Strengths: A prototypical mauler who shoots out of his stance quickly at the snap and clearly relishes the opportunity to bury defenders in short areas. Strong player with a wide base and active hands, which he uses to win leverage battles—he regularly pushes defenders back in the run game. Surprising agility with speed to the second level and a passable kick-step in pass protection. Gets his shoulders squared and back on his base after he backs up to face pass-rushers. Legitimate prospect at guard and tackle, but his time at left tackle against some of the NCAA's best pass-rushers will elevate his stock.
Weaknesses: Collins needs to be more of a sustainer—susceptible to losing blocks to either side because he doesn't maintain his body position and uses his hands inconsistently. Inexplicably lunges forward when blocking downfield, leading to easy tackles. Currently lacks the technique required to consistently set the edge. Lets defenders get under his pads and around him too often, and he's vulnerable to quick moves to either side. Not quick enough to adjust to inside counters and rip moves. Could be seen as a guard at the next level, though he's not as athletically limited as most of the position-switch prospects in recent years.
Conclusion: Collins is a very powerful, but slightly athletically limited player who could be seen as anything from a left tackle to a right tackle to a left guard at the next level—it all depends on the scheme, and where he best fits with the team that drafts him. Fortunately, as he insisted at the scouting combine, he's open to whatever challenge he's given.
“It’s been great feedback," Collins said when asked what NFL teams said to him. "They’ve asked me if I could slide to the right side and then in two years, go to the left.
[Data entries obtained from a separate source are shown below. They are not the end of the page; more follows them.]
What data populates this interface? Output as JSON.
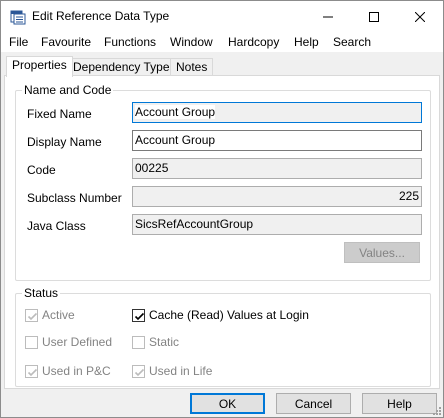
{
  "window": {
    "title": "Edit Reference Data Type",
    "controls": {
      "minimize": "minimize",
      "maximize": "maximize",
      "close": "close"
    }
  },
  "menu": [
    "File",
    "Favourite",
    "Functions",
    "Window",
    "Hardcopy",
    "Help",
    "Search"
  ],
  "tabs": [
    "Properties",
    "Dependency Types",
    "Notes"
  ],
  "active_tab": "Properties",
  "name_and_code": {
    "group_label": "Name and Code",
    "fixed_name_label": "Fixed Name",
    "fixed_name_value": "Account Group",
    "display_name_label": "Display Name",
    "display_name_value": "Account Group",
    "code_label": "Code",
    "code_value": "00225",
    "subclass_number_label": "Subclass Number",
    "subclass_number_value": "225",
    "java_class_label": "Java Class",
    "java_class_value": "SicsRefAccountGroup",
    "values_button": "Values..."
  },
  "status": {
    "group_label": "Status",
    "checkboxes": [
      {
        "label": "Active",
        "checked": true,
        "enabled": false
      },
      {
        "label": "Cache (Read) Values at Login",
        "checked": true,
        "enabled": true
      },
      {
        "label": "User Defined",
        "checked": false,
        "enabled": false
      },
      {
        "label": "Static",
        "checked": false,
        "enabled": false
      },
      {
        "label": "Used in P&C",
        "checked": true,
        "enabled": false
      },
      {
        "label": "Used in Life",
        "checked": true,
        "enabled": false
      }
    ]
  },
  "buttons": {
    "ok": "OK",
    "cancel": "Cancel",
    "help": "Help"
  },
  "colors": {
    "focus_border": "#0078d7",
    "disabled_text": "#838383",
    "panel_bg": "#f0f0f0"
  }
}
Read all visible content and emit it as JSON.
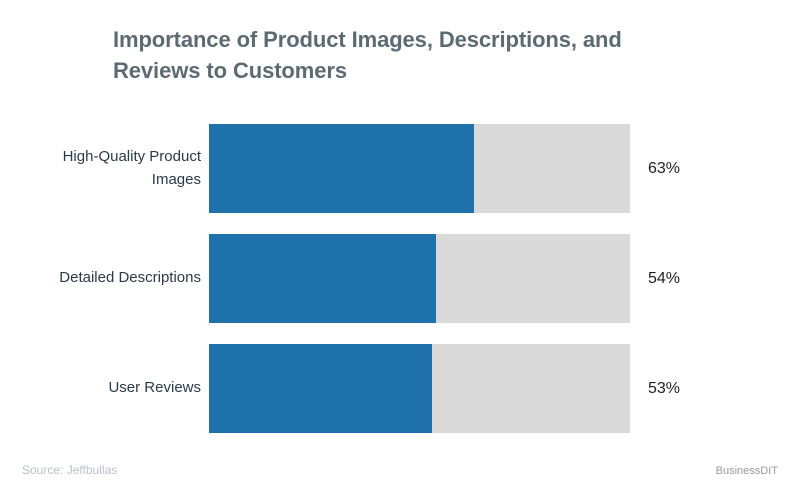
{
  "chart_data": {
    "type": "bar",
    "orientation": "horizontal",
    "title": "Importance of Product Images, Descriptions, and Reviews to Customers",
    "subtitle": "",
    "xlabel": "",
    "ylabel": "",
    "xlim": [
      0,
      100
    ],
    "grid": false,
    "legend": null,
    "categories": [
      "High-Quality Product\nImages",
      "Detailed Descriptions",
      "User Reviews"
    ],
    "values": [
      63,
      54,
      53
    ],
    "value_labels": [
      "63%",
      "54%",
      "53%"
    ],
    "track_max": 100,
    "colors": {
      "bar_fill": "#1f71ac",
      "bar_track": "#d9d9d9",
      "title_text": "#5c6a72",
      "category_text": "#2b3a4a",
      "value_text": "#231f20",
      "source_text": "#b9bfcc",
      "watermark_text": "#9a9a9a",
      "background": "#ffffff"
    }
  },
  "footer": {
    "source": "Source: Jeffbullas",
    "watermark": "BusinessDIT"
  }
}
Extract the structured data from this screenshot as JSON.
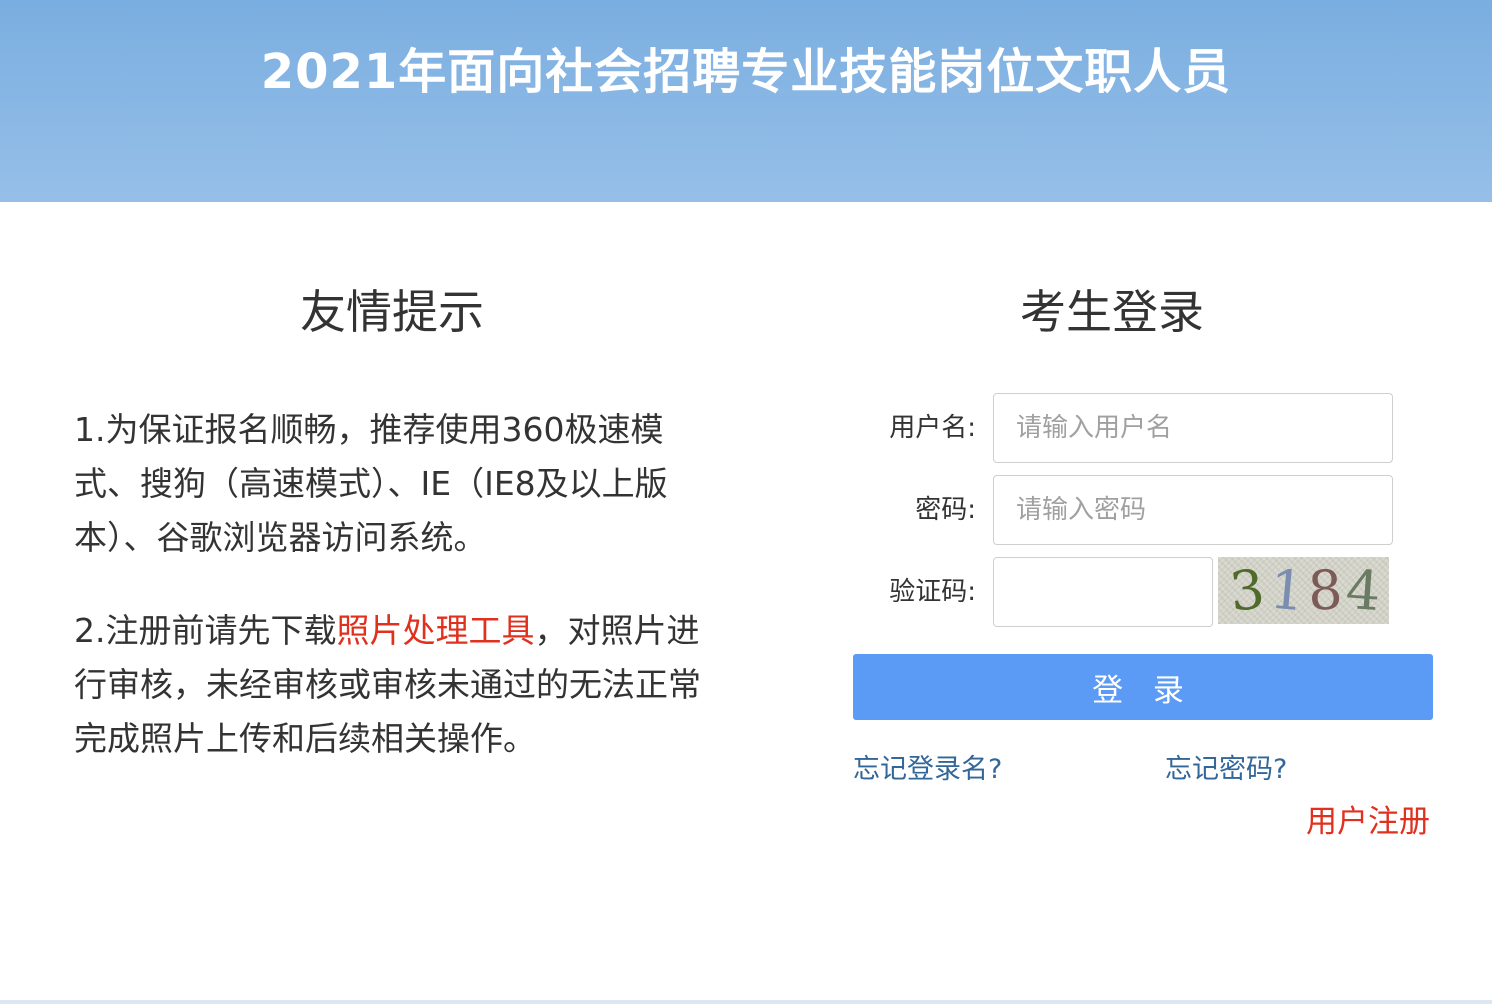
{
  "header": {
    "title": "2021年面向社会招聘专业技能岗位文职人员"
  },
  "notice": {
    "title": "友情提示",
    "item1": "1.为保证报名顺畅，推荐使用360极速模式、搜狗（高速模式）、IE（IE8及以上版本）、谷歌浏览器访问系统。",
    "item2_before": "2.注册前请先下载",
    "item2_link": "照片处理工具",
    "item2_after": "，对照片进行审核，未经审核或审核未通过的无法正常完成照片上传和后续相关操作。"
  },
  "login": {
    "title": "考生登录",
    "username_label": "用户名:",
    "username_placeholder": "请输入用户名",
    "username_value": "",
    "password_label": "密码:",
    "password_placeholder": "请输入密码",
    "password_value": "",
    "captcha_label": "验证码:",
    "captcha_value": "",
    "captcha_image_text": [
      "3",
      "1",
      "8",
      "4"
    ],
    "submit_label": "登 录",
    "forgot_username": "忘记登录名?",
    "forgot_password": "忘记密码?",
    "register": "用户注册"
  },
  "colors": {
    "header_bg": "#7aaee0",
    "button_bg": "#5b9af5",
    "link_blue": "#336699",
    "accent_red": "#e0301e"
  }
}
I feel very confident in what I do, so it wouldn’t be a problem. They’ve asked me about playing guard and I could play either spot, right or left side. I love the one-on-one matchups. Being out there, one-on-one with a guy and having my way with him.”
Denver's Orlando Franklin is an interesting comp—like Collins, Franklin played tackle and guard at Miami, started his NFL career at right tackle, but kicked inside to left guard for the 2014 campaign, enjoying his best year in the process. And like Collins, Franklin tended to overextend on the outside, proving to be a better player in a phone booth. There's nothing wrong with becoming one of the best guards in the NFL, which is what Collins could eventually become. He could also be a great right tackle with a few technique fixes, but I think his future at left tackle is far more nebulous.
Pro Comparison: Orlando Franklin, Broncos (2nd round, 2011)